Photoelectrochemical-voltaic cells consisting of particulate ZnxCd1−xSe photoanodes with photovoltages exceeding 1.23 V
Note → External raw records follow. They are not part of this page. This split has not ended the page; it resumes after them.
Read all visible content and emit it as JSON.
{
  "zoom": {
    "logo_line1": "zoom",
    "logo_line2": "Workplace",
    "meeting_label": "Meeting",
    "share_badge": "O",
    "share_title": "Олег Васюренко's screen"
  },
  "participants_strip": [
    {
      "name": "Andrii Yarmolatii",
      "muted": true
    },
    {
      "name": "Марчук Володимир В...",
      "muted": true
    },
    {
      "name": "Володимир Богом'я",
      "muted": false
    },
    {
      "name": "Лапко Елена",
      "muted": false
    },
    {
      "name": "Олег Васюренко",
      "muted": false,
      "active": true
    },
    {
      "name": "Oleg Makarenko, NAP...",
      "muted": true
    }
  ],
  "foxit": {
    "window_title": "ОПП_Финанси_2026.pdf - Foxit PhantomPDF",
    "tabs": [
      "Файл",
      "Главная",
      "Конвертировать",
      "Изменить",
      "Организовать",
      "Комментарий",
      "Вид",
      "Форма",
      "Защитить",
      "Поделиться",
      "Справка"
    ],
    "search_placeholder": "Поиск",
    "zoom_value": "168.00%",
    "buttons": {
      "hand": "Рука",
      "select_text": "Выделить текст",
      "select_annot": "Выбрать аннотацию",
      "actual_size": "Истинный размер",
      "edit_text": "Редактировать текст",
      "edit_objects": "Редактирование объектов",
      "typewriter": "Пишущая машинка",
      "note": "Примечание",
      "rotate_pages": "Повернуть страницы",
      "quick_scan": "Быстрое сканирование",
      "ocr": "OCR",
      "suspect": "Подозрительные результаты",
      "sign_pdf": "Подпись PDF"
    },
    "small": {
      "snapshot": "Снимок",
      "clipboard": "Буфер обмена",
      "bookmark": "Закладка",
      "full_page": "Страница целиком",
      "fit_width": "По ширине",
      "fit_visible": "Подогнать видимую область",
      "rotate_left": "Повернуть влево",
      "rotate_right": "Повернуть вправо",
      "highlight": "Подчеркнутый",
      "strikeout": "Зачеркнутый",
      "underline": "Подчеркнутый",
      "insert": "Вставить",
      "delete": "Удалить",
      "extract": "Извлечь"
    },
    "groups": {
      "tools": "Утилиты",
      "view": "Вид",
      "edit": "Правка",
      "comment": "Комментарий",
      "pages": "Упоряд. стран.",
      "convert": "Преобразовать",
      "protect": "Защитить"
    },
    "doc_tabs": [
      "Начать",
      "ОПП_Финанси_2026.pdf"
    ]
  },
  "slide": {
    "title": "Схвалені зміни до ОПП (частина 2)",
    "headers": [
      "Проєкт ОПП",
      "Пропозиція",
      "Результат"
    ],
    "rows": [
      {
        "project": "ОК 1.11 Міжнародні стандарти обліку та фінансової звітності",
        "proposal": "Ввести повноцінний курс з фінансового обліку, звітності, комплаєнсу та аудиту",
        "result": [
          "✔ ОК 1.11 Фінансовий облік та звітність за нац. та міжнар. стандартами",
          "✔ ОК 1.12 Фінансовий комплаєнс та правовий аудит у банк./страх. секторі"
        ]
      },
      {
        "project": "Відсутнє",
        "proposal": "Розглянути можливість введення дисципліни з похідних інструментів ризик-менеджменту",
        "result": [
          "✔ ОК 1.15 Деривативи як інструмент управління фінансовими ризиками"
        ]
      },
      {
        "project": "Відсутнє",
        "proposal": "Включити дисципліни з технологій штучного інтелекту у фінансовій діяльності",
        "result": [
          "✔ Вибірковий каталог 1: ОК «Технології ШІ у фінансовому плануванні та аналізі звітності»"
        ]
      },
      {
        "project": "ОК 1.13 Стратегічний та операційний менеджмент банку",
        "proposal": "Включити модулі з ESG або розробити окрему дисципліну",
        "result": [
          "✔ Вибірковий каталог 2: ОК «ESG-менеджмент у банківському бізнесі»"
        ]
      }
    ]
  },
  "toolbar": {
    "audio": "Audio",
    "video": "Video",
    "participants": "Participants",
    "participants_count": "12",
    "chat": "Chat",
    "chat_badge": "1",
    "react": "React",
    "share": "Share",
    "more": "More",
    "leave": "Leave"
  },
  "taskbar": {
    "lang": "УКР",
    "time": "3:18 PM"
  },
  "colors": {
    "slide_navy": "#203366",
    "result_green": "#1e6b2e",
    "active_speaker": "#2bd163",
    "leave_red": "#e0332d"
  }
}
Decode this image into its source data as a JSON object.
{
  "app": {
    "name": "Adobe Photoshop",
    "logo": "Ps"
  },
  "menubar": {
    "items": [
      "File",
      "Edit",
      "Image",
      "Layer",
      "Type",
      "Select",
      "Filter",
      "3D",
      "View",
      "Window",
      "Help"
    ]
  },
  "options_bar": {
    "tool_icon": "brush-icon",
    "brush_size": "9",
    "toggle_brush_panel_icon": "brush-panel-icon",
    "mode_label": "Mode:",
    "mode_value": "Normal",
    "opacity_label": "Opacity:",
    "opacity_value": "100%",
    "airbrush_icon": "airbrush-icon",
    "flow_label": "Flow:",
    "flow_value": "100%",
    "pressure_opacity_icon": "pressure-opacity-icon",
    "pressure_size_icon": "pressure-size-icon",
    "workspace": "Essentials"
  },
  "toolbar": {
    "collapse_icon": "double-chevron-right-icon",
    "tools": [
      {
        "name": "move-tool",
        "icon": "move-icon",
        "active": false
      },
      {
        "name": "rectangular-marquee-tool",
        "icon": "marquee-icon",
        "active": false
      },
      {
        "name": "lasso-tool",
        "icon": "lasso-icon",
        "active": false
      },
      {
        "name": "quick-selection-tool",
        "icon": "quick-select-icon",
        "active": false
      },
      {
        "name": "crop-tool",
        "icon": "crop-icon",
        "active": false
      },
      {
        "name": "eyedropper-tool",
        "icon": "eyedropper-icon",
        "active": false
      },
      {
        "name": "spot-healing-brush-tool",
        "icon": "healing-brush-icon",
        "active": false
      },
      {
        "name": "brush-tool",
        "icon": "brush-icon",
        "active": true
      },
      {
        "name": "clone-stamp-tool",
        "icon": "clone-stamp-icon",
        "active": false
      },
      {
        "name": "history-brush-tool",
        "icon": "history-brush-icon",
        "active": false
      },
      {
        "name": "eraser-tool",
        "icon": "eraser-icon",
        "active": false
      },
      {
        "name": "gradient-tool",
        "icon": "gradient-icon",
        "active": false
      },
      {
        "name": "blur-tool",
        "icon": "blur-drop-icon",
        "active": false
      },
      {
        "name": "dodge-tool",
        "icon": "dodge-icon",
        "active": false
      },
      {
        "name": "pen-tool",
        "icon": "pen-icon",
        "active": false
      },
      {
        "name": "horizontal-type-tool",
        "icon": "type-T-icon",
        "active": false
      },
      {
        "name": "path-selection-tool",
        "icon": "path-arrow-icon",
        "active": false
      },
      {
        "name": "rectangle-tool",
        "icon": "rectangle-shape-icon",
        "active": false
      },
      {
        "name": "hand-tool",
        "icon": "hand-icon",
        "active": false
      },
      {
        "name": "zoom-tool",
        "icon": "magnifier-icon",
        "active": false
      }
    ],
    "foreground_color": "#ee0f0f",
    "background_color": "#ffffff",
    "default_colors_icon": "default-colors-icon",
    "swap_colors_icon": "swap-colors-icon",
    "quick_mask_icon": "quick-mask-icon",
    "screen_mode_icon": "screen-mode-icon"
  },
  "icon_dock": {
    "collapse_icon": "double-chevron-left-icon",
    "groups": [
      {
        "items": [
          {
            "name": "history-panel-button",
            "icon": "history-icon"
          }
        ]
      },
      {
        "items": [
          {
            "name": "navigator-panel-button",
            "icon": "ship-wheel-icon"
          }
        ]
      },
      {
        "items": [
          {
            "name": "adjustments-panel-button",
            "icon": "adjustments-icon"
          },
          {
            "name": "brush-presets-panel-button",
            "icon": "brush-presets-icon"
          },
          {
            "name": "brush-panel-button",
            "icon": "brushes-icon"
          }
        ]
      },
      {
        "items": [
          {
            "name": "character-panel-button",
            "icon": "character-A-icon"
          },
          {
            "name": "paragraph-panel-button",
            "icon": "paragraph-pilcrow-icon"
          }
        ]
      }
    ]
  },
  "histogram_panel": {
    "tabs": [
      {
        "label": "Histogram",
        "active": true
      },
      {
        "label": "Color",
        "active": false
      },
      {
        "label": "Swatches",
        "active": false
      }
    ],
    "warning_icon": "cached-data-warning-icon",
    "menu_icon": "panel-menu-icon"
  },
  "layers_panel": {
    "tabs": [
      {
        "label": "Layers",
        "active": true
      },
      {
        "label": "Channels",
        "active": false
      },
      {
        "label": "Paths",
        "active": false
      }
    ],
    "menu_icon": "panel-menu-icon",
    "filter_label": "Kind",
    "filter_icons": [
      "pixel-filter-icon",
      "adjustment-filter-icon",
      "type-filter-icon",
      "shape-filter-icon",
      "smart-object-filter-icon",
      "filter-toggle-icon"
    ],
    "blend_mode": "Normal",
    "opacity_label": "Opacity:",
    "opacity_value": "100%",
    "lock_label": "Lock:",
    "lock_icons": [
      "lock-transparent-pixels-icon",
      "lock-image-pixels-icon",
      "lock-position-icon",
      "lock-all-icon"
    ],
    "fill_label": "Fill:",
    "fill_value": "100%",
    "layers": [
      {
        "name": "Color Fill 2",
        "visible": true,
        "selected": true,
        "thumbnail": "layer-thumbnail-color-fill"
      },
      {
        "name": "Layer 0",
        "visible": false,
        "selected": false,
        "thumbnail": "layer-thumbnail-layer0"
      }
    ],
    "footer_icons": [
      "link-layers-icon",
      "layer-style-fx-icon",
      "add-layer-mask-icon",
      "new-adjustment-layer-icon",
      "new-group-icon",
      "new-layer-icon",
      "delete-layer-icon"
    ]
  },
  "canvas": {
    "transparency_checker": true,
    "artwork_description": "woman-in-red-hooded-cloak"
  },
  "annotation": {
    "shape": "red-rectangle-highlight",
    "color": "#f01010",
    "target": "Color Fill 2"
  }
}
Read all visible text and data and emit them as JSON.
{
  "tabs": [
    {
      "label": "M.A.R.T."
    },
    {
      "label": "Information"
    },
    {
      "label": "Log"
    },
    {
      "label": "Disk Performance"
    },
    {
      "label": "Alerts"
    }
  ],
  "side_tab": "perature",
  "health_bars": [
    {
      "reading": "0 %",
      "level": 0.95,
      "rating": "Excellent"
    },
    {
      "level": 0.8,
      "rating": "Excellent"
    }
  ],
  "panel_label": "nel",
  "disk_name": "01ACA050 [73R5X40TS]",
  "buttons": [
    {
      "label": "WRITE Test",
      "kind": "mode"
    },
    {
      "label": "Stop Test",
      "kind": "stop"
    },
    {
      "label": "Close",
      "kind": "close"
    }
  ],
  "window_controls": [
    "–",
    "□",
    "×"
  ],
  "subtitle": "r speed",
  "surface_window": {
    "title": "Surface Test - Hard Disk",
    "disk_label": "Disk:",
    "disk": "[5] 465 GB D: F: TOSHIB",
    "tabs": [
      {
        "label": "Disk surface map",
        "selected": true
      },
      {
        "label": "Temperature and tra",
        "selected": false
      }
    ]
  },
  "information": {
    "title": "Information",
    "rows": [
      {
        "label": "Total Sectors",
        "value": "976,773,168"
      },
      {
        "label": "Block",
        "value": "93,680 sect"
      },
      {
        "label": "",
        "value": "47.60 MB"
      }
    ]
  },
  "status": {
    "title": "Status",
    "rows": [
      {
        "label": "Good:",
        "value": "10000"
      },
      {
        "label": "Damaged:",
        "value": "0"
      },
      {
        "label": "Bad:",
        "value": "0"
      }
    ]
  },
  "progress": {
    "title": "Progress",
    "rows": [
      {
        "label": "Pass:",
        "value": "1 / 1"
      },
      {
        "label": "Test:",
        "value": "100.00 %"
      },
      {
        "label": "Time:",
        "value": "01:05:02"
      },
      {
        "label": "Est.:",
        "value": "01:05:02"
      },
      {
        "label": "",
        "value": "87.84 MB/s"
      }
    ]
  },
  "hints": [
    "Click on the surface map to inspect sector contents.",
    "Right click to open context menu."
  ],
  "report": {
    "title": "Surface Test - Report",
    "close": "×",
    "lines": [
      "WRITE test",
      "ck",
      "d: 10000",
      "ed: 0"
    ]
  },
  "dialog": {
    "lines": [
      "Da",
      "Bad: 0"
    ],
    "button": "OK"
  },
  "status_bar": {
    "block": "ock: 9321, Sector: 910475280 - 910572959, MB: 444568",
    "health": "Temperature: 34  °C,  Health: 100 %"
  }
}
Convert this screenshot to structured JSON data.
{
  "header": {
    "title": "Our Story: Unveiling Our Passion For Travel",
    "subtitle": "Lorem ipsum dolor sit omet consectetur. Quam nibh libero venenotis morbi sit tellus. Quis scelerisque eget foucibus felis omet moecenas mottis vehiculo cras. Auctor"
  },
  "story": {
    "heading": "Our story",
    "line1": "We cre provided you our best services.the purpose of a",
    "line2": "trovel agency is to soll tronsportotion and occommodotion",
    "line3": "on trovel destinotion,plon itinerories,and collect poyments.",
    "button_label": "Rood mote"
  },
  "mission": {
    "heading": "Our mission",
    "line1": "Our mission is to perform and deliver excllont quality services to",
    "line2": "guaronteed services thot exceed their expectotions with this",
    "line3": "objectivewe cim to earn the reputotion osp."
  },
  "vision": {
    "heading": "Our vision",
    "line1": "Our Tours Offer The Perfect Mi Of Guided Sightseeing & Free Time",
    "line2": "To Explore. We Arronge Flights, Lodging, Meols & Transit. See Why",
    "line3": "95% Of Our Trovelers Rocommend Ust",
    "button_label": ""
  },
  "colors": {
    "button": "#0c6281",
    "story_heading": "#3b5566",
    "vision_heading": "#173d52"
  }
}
Photoelectrochemical-voltaic (PECV) cells generating photovoltages higher than the thermodynamic onset voltage for water splitting (1.23 V) with a one-step bandgap photoexcitation can be constructed using particulate ZnxCd1−xSe photoanodes in a nonaqueous electrolyte. The alloys of ZnSe and CdSe show tunable and intense visible-light absorption in the wavelength region ranging from 480–750 nm according to the Zn/Cd ratio, although the materials are incapable of directly splitting water due to photocorrosion. A PECV cell consisting of a Zn0.25Cd0.75Se photoanode and a Pt black cathode in an acetonitrile electrolyte containing Ru(bpy)32+/3+ complexes as a redox pair exhibits a photovoltage of 1.32 V and a relatively high anodic photocurrent of 1.7 mA cm−2 under simulated sunlight. The obtained photovoltage is consistent with the difference between the onset potential of the photoanode and redox equilibrium potential in the nonaqueous electrolyte, and is equivalent to as high as 72% bandgap energy for Zn0.25Cd0.75Se, i.e., 1.84 eV. The concepts of the present PECV cells will open a new way for converting a large portion of the bandgap energy into photovoltage, and splitting water using semiconductor materials unstable in water.